What you are asked to do
Omit the pictures. Print each entry below exactly.

(Material supplied Opens)

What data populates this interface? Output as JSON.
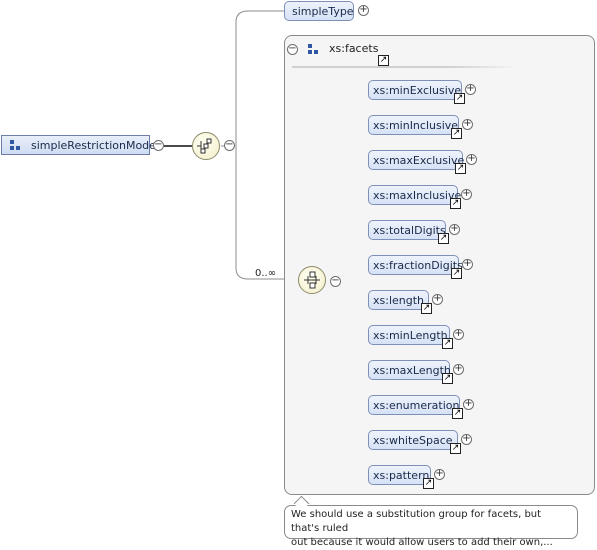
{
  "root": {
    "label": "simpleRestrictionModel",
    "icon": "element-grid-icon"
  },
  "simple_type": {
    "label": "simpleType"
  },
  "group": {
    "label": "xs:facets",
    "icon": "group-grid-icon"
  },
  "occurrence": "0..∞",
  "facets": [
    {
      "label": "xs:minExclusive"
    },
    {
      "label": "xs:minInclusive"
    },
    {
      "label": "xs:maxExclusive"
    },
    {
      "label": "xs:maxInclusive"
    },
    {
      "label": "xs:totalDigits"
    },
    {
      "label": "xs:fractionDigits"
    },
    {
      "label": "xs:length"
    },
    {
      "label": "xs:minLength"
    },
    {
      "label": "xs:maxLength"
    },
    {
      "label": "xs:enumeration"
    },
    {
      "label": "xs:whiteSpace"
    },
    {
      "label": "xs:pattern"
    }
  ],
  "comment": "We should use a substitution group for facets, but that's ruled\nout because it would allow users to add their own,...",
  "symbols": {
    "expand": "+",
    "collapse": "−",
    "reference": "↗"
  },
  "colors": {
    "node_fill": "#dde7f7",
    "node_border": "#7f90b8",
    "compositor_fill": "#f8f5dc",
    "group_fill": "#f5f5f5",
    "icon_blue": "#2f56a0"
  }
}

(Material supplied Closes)

Answer box
What data populates this interface? Output as JSON.
{
  "root": {
    "label": "simpleRestrictionModel",
    "icon": "element-grid-icon"
  },
  "simple_type": {
    "label": "simpleType"
  },
  "group": {
    "label": "xs:facets",
    "icon": "group-grid-icon"
  },
  "occurrence": "0..∞",
  "facets": [
    {
      "label": "xs:minExclusive"
    },
    {
      "label": "xs:minInclusive"
    },
    {
      "label": "xs:maxExclusive"
    },
    {
      "label": "xs:maxInclusive"
    },
    {
      "label": "xs:totalDigits"
    },
    {
      "label": "xs:fractionDigits"
    },
    {
      "label": "xs:length"
    },
    {
      "label": "xs:minLength"
    },
    {
      "label": "xs:maxLength"
    },
    {
      "label": "xs:enumeration"
    },
    {
      "label": "xs:whiteSpace"
    },
    {
      "label": "xs:pattern"
    }
  ],
  "comment": "We should use a substitution group for facets, but that's ruled\nout because it would allow users to add their own,...",
  "symbols": {
    "expand": "+",
    "collapse": "−",
    "reference": "↗"
  },
  "colors": {
    "node_fill": "#dde7f7",
    "node_border": "#7f90b8",
    "compositor_fill": "#f8f5dc",
    "group_fill": "#f5f5f5",
    "icon_blue": "#2f56a0"
  }
}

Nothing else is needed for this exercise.